The Artist and Her Work
Denise Saint-Onge is a New York-based artist and a francophone native of Quebec, Canada. She became interested in printmaking while obtaining her undergraduate degree in Studio Arts from Plattsburgh State University. Upon completion of her degree, she was further drawn to printmaking and took courses and worked in various studios in Montreal, Canada. She holds an MFA from the University at Albany, State University of New York
Denise's work is warm and generous, inviting the viewer to laugh and reflect on a romantic and lyrical plane. Her images seem to bring a tangible narrative to the felt story of her life. She synthesizes images from memory. Places she visits, landscapes, scenes, details of objects, architecture, all of these and more are sources of ideas for her prints.
prints using a technique called Mezzotint. Also known as "manière
noire" or "black manner", mezzotint is unique among graphic
methods because contrary to other intaglio processes, a mezzotint design
is created working from dark to light, rather than light to dark. The
key to a fine mezzotint lies in the preparation of the plate. To create
a mezzotint, the entire surface of a metal plate, usually copper, is texturized.
This texture is called a ground. The mezzotint ground is achieved using
a rocker. The rocker is a thick, serrated blade with a handle. The blade
is curved to allow the rocker to move from side to side. The end is fluted

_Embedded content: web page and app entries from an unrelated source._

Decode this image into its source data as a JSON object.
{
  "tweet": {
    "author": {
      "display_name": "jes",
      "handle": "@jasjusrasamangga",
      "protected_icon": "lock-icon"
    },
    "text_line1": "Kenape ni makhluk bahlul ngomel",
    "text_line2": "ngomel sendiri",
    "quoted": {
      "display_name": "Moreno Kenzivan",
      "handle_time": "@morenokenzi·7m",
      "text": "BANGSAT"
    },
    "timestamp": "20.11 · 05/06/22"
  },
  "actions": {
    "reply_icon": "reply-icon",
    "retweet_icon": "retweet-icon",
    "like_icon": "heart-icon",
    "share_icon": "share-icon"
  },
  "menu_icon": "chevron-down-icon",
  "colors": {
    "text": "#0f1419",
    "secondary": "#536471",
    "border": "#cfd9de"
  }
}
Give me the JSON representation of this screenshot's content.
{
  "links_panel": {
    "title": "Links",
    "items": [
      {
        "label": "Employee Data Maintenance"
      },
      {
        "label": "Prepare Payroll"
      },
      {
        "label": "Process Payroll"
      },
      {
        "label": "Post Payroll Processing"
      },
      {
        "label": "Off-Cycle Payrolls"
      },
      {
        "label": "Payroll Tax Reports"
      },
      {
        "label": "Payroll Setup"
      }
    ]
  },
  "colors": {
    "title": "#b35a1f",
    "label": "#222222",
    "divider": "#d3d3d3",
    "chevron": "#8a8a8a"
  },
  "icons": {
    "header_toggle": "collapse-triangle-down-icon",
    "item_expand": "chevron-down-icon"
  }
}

to allow the teeth to penetrate the surface of the metal plate. As the
rocker is moved in a rocking fashion, from side to side and forward, it
creates a series of dotted lines on the plate. Several thousands of tiny
holes are needed to form an adequate ground. Every time the teeth penetrate
the surface of the plate, it pushes out a small amount of copper, creating
a mound, called a burr. The burr helps to retain the ink and creates the
rich dark tones characteristic of mezzotint.